Some of the cards at my usual haunt, the Airport Bridge Club, have illustrations on the back and, because there’s a part of me that thinks they look better if they’re all pointing in the same direction (i.e., upright) I’ve taken to sorting them out that way.
That’s gotten me wondering about the faces of the cards. In practice, they’re practically palindromic – pretty much the same no matter which end is up. It’s certainly the case with the face cards. All the Kings, Queens and Jacks can be flipped and it makes no difference. They look the same either way.
But on many of the other cards, not so. Look at the Aces. Except for the Diamond, they can be right side up or upside down. The Spade, Heart and Club symbols all have tops and bottoms.
Among the even-numbered cards, only the 2, 4 and 10 are palindromes in Spades, Hearts and Clubs. In the design of the 6 – two vertical lines of three symbols – the middle ones point up. Same with the 8, which has two more spots in the center of the card, one up, one down. With the Diamonds, of course, it doesn’t matter.
When it comes to the odd-numbered cards, all the Spades, Hearts and Clubs have a definite upside and downside. Two of spots on the 3 point one way, the third points in the other direction. Same situation with the single center spot on the 5, 7 and 9.

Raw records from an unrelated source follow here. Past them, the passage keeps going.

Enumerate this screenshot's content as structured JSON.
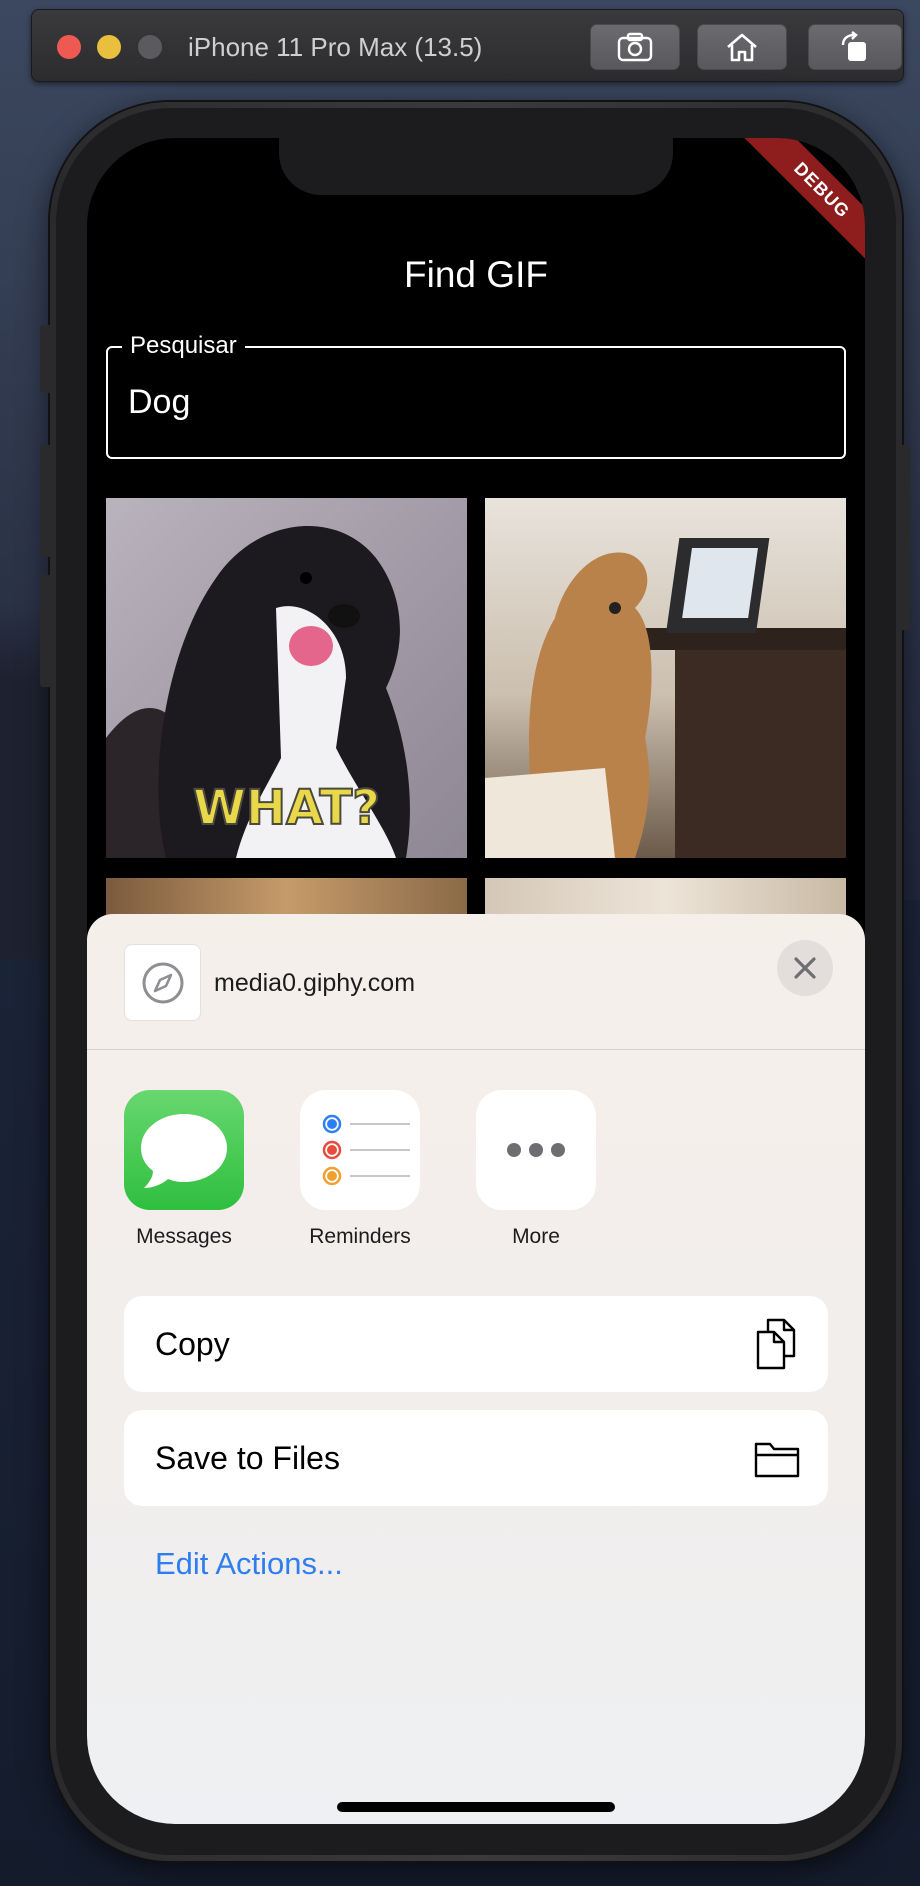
{
  "simulator": {
    "title": "iPhone 11 Pro Max (13.5)",
    "buttons": [
      {
        "name": "screenshot",
        "icon": "camera-icon"
      },
      {
        "name": "home",
        "icon": "home-icon"
      },
      {
        "name": "rotate",
        "icon": "rotate-icon"
      }
    ]
  },
  "app": {
    "title": "Find GIF",
    "debug_banner": "DEBUG",
    "search": {
      "label": "Pesquisar",
      "value": "Dog"
    },
    "gifs": [
      {
        "caption": "WHAT?"
      },
      {
        "caption": ""
      },
      {
        "caption": ""
      },
      {
        "caption": ""
      }
    ]
  },
  "share_sheet": {
    "host": "media0.giphy.com",
    "site_icon": "compass-icon",
    "apps": [
      {
        "label": "Messages",
        "icon": "messages-icon",
        "color": "#34c759"
      },
      {
        "label": "Reminders",
        "icon": "reminders-icon",
        "color": "#ffffff"
      },
      {
        "label": "More",
        "icon": "more-icon",
        "color": "#ffffff"
      }
    ],
    "actions": [
      {
        "label": "Copy",
        "icon": "copy-icon"
      },
      {
        "label": "Save to Files",
        "icon": "folder-icon"
      }
    ],
    "edit_actions": "Edit Actions...",
    "colors": {
      "link": "#2f7ef0",
      "debug": "#8e1d1d"
    }
  }
}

You’d think the Diamonds once again would the exception, but not this time. It’s that center spot. Did you ever notice that it’s not always in the middle? It’s offset toward the top on one of the Diamonds – the 7. Pick up some cards and see for yourself.